◆ **WORK TASK**
If an entry holds a picture, skip the picture but copy everything else exactly.

____________

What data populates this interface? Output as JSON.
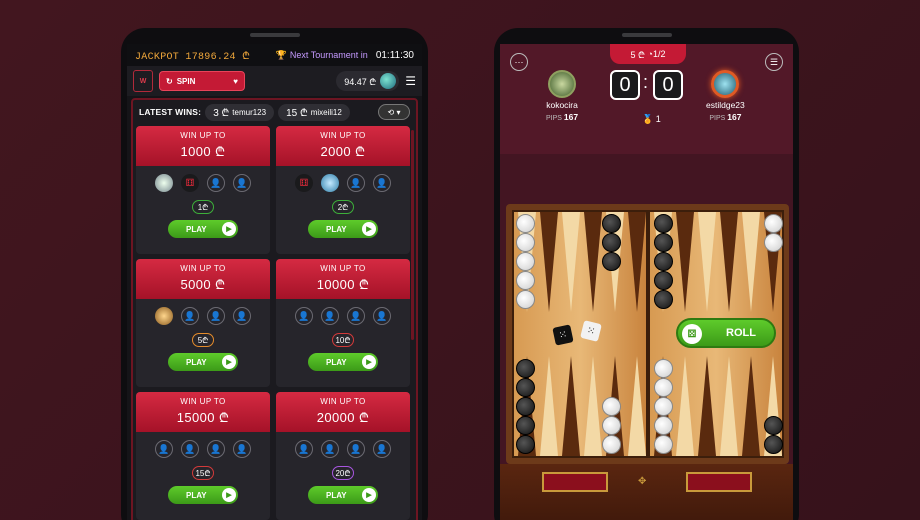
{
  "left": {
    "jackpot": "JACKPOT 17896.24 ₾",
    "next_tournament": "Next Tournament in",
    "timer": "01:11:30",
    "spin": "SPIN",
    "balance": "94.47 ₾",
    "latest_wins_label": "LATEST WINS:",
    "wins": [
      {
        "amount": "3 ₾",
        "user": "temur123"
      },
      {
        "amount": "15 ₾",
        "user": "mixeili12"
      }
    ],
    "cards": [
      {
        "label": "WIN UP TO",
        "amount": "1000 ₾",
        "fee": "1₾",
        "play": "PLAY"
      },
      {
        "label": "WIN UP TO",
        "amount": "2000 ₾",
        "fee": "2₾",
        "play": "PLAY"
      },
      {
        "label": "WIN UP TO",
        "amount": "5000 ₾",
        "fee": "5₾",
        "play": "PLAY"
      },
      {
        "label": "WIN UP TO",
        "amount": "10000 ₾",
        "fee": "10₾",
        "play": "PLAY"
      },
      {
        "label": "WIN UP TO",
        "amount": "15000 ₾",
        "fee": "15₾",
        "play": "PLAY"
      },
      {
        "label": "WIN UP TO",
        "amount": "20000 ₾",
        "fee": "20₾",
        "play": "PLAY"
      }
    ]
  },
  "right": {
    "stake": "5 ₾",
    "round": "1/2",
    "score_left": "0",
    "score_right": "0",
    "medal_count": "1",
    "player1": {
      "name": "kokocira",
      "pips_label": "PIPS",
      "pips": "167"
    },
    "player2": {
      "name": "estildge23",
      "pips_label": "PIPS",
      "pips": "167"
    },
    "roll": "ROLL"
  },
  "colors": {
    "accent": "#c41a35",
    "green": "#4caf23",
    "bg": "#3c1520"
  }
}
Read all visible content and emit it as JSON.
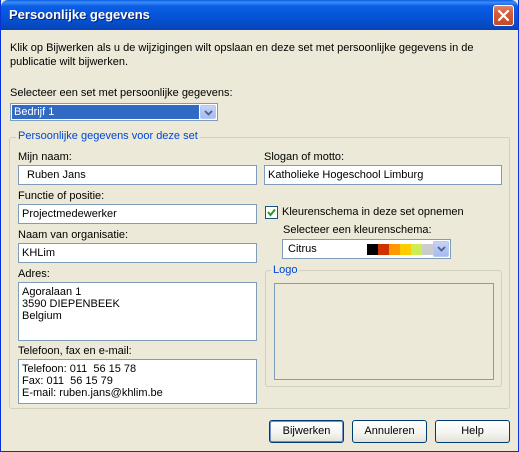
{
  "window": {
    "title": "Persoonlijke gegevens"
  },
  "intro_text": "Klik op Bijwerken als u de wijzigingen wilt opslaan en deze set met persoonlijke gegevens in de publicatie wilt bijwerken.",
  "set_select": {
    "label": "Selecteer een set met persoonlijke gegevens:",
    "value": "Bedrijf 1"
  },
  "group": {
    "legend": "Persoonlijke gegevens voor deze set"
  },
  "fields": {
    "name_label": "Mijn naam:",
    "name_value": "Ruben Jans",
    "function_label": "Functie of positie:",
    "function_value": "Projectmedewerker",
    "org_label": "Naam van organisatie:",
    "org_value": "KHLim",
    "address_label": "Adres:",
    "address_value": "Agoralaan 1\n3590 DIEPENBEEK\nBelgium",
    "contact_label": "Telefoon, fax en e-mail:",
    "contact_value": "Telefoon: 011  56 15 78\nFax: 011  56 15 79\nE-mail: ruben.jans@khlim.be",
    "slogan_label": "Slogan of motto:",
    "slogan_value": "Katholieke Hogeschool Limburg"
  },
  "color_scheme": {
    "checkbox_label": "Kleurenschema in deze set opnemen",
    "checked": true,
    "select_label": "Selecteer een kleurenschema:",
    "value": "Citrus",
    "swatches": [
      "#000000",
      "#cc3300",
      "#ff9900",
      "#ffcc00",
      "#ccee55",
      "#cccccc"
    ]
  },
  "logo": {
    "legend": "Logo"
  },
  "buttons": {
    "update": "Bijwerken",
    "cancel": "Annuleren",
    "help": "Help"
  },
  "colors": {
    "titlebar": "#0a5fe6",
    "dialog_bg": "#ece9d8",
    "group_legend": "#0046d5",
    "selection": "#316ac5"
  }
}
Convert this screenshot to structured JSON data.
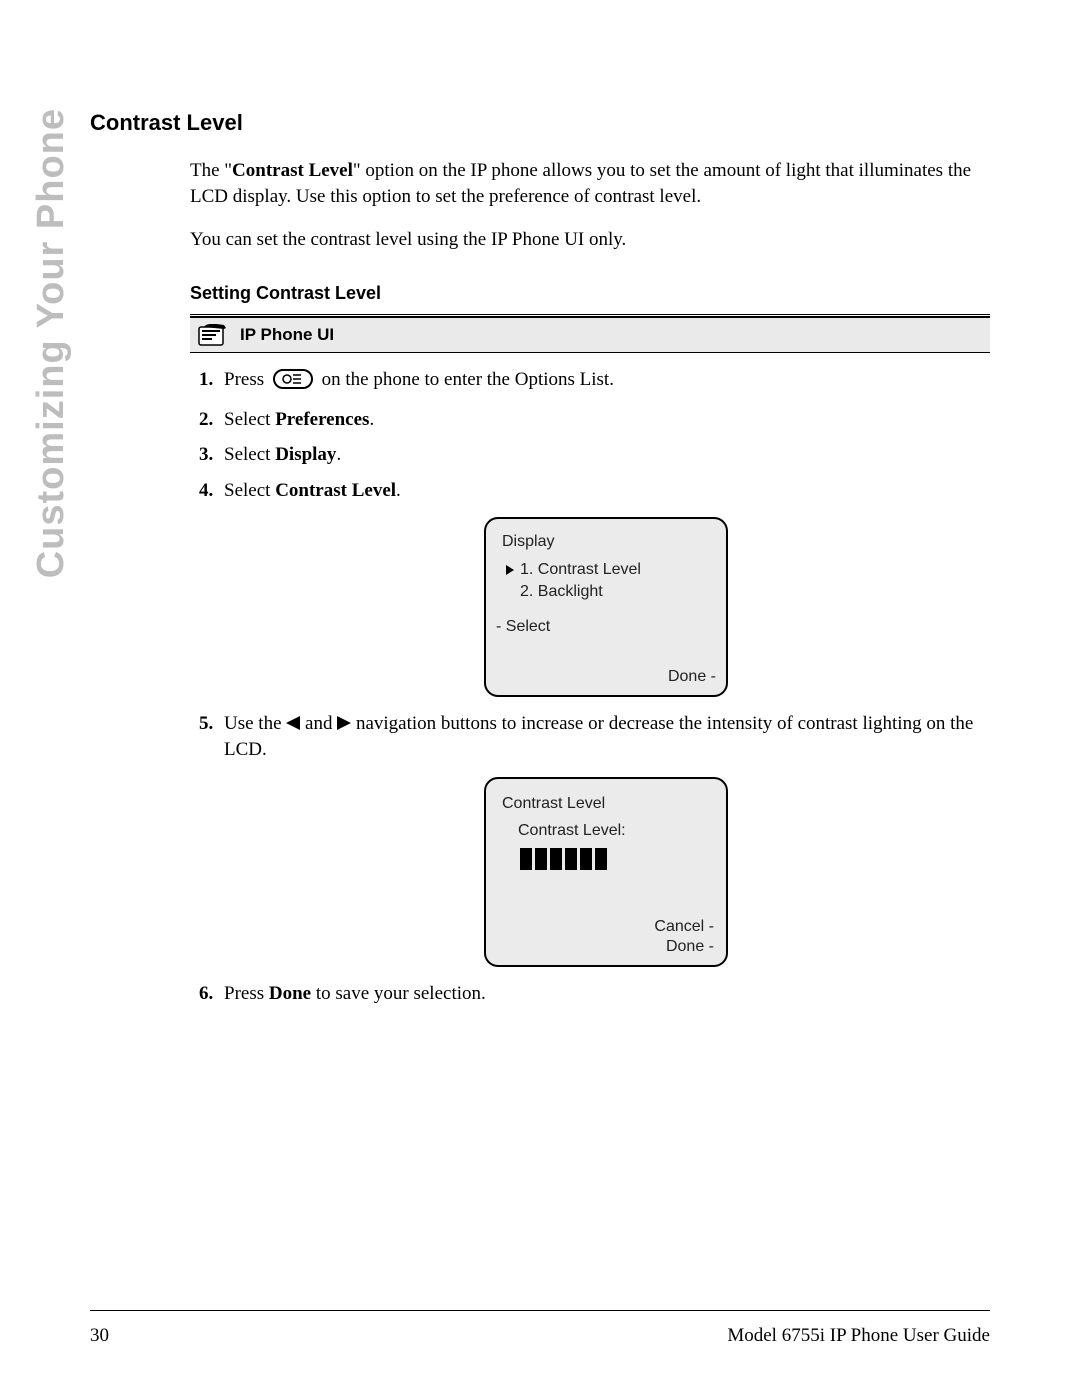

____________

◆ **RESULT**
What data populates this interface? Output as JSON.
{
  "left": {
    "jackpot": "JACKPOT 17896.24 ₾",
    "next_tournament": "Next Tournament in",
    "timer": "01:11:30",
    "spin": "SPIN",
    "balance": "94.47 ₾",
    "latest_wins_label": "LATEST WINS:",
    "wins": [
      {
        "amount": "3 ₾",
        "user": "temur123"
      },
      {
        "amount": "15 ₾",
        "user": "mixeili12"
      }
    ],
    "cards": [
      {
        "label": "WIN UP TO",
        "amount": "1000 ₾",
        "fee": "1₾",
        "play": "PLAY"
      },
      {
        "label": "WIN UP TO",
        "amount": "2000 ₾",
        "fee": "2₾",
        "play": "PLAY"
      },
      {
        "label": "WIN UP TO",
        "amount": "5000 ₾",
        "fee": "5₾",
        "play": "PLAY"
      },
      {
        "label": "WIN UP TO",
        "amount": "10000 ₾",
        "fee": "10₾",
        "play": "PLAY"
      },
      {
        "label": "WIN UP TO",
        "amount": "15000 ₾",
        "fee": "15₾",
        "play": "PLAY"
      },
      {
        "label": "WIN UP TO",
        "amount": "20000 ₾",
        "fee": "20₾",
        "play": "PLAY"
      }
    ]
  },
  "right": {
    "stake": "5 ₾",
    "round": "1/2",
    "score_left": "0",
    "score_right": "0",
    "medal_count": "1",
    "player1": {
      "name": "kokocira",
      "pips_label": "PIPS",
      "pips": "167"
    },
    "player2": {
      "name": "estildge23",
      "pips_label": "PIPS",
      "pips": "167"
    },
    "roll": "ROLL"
  },
  "colors": {
    "accent": "#c41a35",
    "green": "#4caf23",
    "bg": "#3c1520"
  }
}
Read all visible content and emit it as JSON.
{
  "window": {
    "title": "Persoonlijke gegevens"
  },
  "intro_text": "Klik op Bijwerken als u de wijzigingen wilt opslaan en deze set met persoonlijke gegevens in de publicatie wilt bijwerken.",
  "set_select": {
    "label": "Selecteer een set met persoonlijke gegevens:",
    "value": "Bedrijf 1"
  },
  "group": {
    "legend": "Persoonlijke gegevens voor deze set"
  },
  "fields": {
    "name_label": "Mijn naam:",
    "name_value": "Ruben Jans",
    "function_label": "Functie of positie:",
    "function_value": "Projectmedewerker",
    "org_label": "Naam van organisatie:",
    "org_value": "KHLim",
    "address_label": "Adres:",
    "address_value": "Agoralaan 1\n3590 DIEPENBEEK\nBelgium",
    "contact_label": "Telefoon, fax en e-mail:",
    "contact_value": "Telefoon: 011  56 15 78\nFax: 011  56 15 79\nE-mail: ruben.jans@khlim.be",
    "slogan_label": "Slogan of motto:",
    "slogan_value": "Katholieke Hogeschool Limburg"
  },
  "color_scheme": {
    "checkbox_label": "Kleurenschema in deze set opnemen",
    "checked": true,
    "select_label": "Selecteer een kleurenschema:",
    "value": "Citrus",
    "swatches": [
      "#000000",
      "#cc3300",
      "#ff9900",
      "#ffcc00",
      "#ccee55",
      "#cccccc"
    ]
  },
  "logo": {
    "legend": "Logo"
  },
  "buttons": {
    "update": "Bijwerken",
    "cancel": "Annuleren",
    "help": "Help"
  },
  "colors": {
    "titlebar": "#0a5fe6",
    "dialog_bg": "#ece9d8",
    "group_legend": "#0046d5",
    "selection": "#316ac5"
  }
}
Convert this screenshot to structured JSON data.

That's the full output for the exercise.